By Reut Cohen
As a Herman Schwartz Israel Human Rights Law Fellow at American University’s Washington College of Law, I have had the privilege this past year to experience American life on the inside, but as an outsider. I call it a privilege because although my perspective is full of cultural and historical blind spots, and even when on many occasions I cannot understand subtle nuances, I feel that this position is also my biggest advantage. It enables me to think about issues that occupy Americans’ attention from a unique point of view. Indeed, sometimes this alien-like consciousness makes me much more critical toward U.S policies. But often times it actually makes me much more accepting and I am impressed by some of the progressive changes the U.S. is going through.
This dual set of viewpoints was emphasized when I attended the 2014 U.S. government human rights consultation sessions with civil society at the Department of State as part of my internship at the National Law Center on Homelessness & Poverty. These consultations were held due to the forthcoming reviews by the U.N. Committee on the Elimination of Racial Discrimination and Human Rights Council. Sitting in the auditorium for the first couple of hours, I began envying Americans for their federal government. It left a good impression on me when representatives from the United States Department of Housing and Urban Development (HUD) attended the Law Center’s presentation on criminalization of homelessness as a practice that violates human rights and listened to recommendations directed to them. How wonderful, I thought to myself, that the executive authority of this country acknowledges the important work NGOs do and wants to consult with advocates on how to implement U.S. obligations under international human rights covenants. I could only wish that this kind of process would someday be held in my home country, Israel.

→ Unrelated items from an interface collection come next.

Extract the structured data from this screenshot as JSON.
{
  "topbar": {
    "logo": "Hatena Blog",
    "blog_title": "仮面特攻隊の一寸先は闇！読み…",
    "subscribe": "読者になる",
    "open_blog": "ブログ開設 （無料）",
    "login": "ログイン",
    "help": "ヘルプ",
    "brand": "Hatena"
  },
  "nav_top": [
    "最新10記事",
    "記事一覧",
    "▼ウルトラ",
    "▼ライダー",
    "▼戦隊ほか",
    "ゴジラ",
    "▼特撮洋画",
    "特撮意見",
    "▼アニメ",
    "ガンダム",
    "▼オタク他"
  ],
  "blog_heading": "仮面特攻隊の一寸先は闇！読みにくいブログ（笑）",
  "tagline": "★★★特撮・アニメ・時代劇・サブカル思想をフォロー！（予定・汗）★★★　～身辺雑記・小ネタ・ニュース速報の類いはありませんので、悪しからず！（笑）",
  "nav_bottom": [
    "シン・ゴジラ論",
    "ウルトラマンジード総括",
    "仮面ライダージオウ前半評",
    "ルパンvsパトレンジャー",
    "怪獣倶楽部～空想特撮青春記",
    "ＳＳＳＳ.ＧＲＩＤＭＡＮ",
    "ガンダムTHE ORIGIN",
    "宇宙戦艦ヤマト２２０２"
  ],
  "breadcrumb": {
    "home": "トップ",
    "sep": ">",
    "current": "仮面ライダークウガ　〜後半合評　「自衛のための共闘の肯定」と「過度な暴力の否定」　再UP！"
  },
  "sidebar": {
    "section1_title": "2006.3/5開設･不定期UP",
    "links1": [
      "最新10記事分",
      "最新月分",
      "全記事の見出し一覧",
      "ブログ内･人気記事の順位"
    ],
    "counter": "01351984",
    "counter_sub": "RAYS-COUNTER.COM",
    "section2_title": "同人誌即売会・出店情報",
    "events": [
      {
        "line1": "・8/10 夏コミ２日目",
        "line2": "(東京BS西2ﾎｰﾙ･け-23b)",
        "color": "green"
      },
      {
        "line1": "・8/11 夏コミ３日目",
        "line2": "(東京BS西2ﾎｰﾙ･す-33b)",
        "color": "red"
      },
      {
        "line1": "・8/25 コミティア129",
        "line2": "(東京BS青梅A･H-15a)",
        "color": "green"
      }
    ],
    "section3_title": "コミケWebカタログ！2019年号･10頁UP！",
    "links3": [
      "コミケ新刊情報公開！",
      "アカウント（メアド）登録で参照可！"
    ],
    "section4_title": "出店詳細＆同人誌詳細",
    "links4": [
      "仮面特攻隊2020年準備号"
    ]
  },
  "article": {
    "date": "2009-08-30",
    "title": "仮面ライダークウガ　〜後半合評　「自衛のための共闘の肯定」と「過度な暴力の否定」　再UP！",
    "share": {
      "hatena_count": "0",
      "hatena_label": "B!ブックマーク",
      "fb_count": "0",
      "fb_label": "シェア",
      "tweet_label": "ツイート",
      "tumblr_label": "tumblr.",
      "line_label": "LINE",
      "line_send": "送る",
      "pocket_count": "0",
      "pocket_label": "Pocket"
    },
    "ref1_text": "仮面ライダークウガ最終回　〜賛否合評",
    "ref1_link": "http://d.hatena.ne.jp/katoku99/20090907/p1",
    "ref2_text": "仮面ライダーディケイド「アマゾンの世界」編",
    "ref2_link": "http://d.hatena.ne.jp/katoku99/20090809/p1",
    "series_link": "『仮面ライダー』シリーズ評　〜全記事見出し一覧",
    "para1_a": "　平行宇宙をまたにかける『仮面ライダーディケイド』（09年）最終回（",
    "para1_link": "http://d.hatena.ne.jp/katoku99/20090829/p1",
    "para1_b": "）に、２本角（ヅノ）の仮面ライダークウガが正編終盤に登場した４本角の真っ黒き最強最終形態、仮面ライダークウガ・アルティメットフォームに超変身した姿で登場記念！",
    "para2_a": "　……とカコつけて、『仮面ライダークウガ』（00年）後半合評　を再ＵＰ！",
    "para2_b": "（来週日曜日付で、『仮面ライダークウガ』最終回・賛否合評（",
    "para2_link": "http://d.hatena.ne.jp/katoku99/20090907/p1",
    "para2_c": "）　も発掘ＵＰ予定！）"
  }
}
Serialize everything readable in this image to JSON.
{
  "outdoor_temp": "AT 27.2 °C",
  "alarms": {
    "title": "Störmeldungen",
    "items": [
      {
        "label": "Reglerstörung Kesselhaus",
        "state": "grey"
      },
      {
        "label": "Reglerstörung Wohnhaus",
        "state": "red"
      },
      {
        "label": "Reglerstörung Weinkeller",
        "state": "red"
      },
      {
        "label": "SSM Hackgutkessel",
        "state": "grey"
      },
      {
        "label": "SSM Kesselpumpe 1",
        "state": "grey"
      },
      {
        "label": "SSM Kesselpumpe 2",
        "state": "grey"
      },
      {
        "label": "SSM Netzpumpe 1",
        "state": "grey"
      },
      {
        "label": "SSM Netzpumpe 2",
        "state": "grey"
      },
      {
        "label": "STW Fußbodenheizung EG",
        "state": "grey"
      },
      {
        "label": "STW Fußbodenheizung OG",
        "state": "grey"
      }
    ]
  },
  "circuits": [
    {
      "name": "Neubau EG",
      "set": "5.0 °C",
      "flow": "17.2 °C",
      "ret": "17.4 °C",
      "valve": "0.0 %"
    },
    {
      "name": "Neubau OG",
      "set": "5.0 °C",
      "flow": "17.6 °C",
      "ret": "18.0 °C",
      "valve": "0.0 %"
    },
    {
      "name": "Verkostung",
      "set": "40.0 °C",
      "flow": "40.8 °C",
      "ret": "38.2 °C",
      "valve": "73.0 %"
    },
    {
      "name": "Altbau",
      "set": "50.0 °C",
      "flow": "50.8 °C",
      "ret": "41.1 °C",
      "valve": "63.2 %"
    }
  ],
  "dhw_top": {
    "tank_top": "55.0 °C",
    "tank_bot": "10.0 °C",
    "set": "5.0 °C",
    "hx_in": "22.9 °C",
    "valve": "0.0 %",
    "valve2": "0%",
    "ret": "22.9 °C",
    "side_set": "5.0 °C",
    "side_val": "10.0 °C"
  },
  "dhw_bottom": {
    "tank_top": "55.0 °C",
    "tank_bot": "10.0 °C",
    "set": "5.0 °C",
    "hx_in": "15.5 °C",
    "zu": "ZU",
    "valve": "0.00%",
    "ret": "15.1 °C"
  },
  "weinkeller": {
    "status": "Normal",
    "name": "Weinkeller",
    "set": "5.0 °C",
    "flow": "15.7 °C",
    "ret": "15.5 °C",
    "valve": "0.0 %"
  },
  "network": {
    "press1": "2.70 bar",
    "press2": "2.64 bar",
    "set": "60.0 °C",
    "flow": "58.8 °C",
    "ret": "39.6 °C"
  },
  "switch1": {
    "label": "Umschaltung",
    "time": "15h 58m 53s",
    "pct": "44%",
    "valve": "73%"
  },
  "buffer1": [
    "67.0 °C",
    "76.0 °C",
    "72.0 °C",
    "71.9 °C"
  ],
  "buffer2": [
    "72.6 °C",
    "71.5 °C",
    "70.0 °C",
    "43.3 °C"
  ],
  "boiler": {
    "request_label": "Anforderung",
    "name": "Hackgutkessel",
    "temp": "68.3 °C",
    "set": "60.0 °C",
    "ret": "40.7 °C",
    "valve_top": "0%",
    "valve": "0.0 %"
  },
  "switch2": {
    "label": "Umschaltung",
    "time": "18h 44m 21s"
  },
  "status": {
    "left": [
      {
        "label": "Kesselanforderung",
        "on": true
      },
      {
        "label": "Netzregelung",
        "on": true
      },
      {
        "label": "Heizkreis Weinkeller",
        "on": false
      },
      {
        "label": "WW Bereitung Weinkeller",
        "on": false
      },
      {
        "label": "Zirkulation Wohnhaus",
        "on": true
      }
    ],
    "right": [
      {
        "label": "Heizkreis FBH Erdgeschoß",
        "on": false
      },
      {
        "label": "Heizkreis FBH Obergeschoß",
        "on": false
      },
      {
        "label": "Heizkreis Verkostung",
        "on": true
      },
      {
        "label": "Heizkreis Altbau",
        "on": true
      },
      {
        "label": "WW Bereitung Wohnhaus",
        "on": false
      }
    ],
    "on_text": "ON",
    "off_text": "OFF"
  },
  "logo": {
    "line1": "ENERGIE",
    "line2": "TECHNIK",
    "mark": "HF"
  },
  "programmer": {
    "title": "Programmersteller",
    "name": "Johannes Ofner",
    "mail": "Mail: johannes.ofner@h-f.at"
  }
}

Although the U.S government should be commended for taking these positive steps, after a while I started to think, “what if this consultation session is nothing but a show?” Perhaps it is just a strategy in which, by taking technical measures like consultations, the government makes us believe it is committed to human rights; when in practice, where policies and order of priorities need to be changed, when resources need to be reallocated in order to remedy human rights violations – the government stays resolutely in its old position. It was very disappointing, for example, when it was HUD’s turn to give a response to the Law Center’s presentation. Rather than giving a responsive answer to the presentation and properly addressing the recommendations, HUD’s delegates presented, so it seemed, prepared-in-advanced bullet points that failed in any way to address the advocates’ concerns, and merely stated recent agency accomplishments.
After debating with myself about which of those two conflicting points of view is the right one, I believe the truth lies somewhere in the middle. I did get the feeling that most, if not all, of the delegates were honest and genuine when they expressed their commitment to human rights. And I also understand that this is a long educational process on human rights for the domestic government agencies in which the consultation sessions are a (small) step forward. Nevertheless, for this country to truly be the “shining city on a hill” example of human rights it claims to be, it must demonstrate responsiveness to consultations like these in both word (by actually responding to the questions posed) and deed (by changing its policies to reflect its human rights obligations).
I hope the State Department and the relevant agencies like HUD will continue to work with the Law Center to positively build upon this step toward a more responsive dialogue and future where human rights are more than words on paper in Geneva, but a part of the fabric of domestic American policy. And I hope I can take the best of these practices, and both my optimism and critiques, home with me when I return to Israel this fall.
– Reut Cohen, AU-WCL Herman Schwartz Israel Human Rights Law Fellow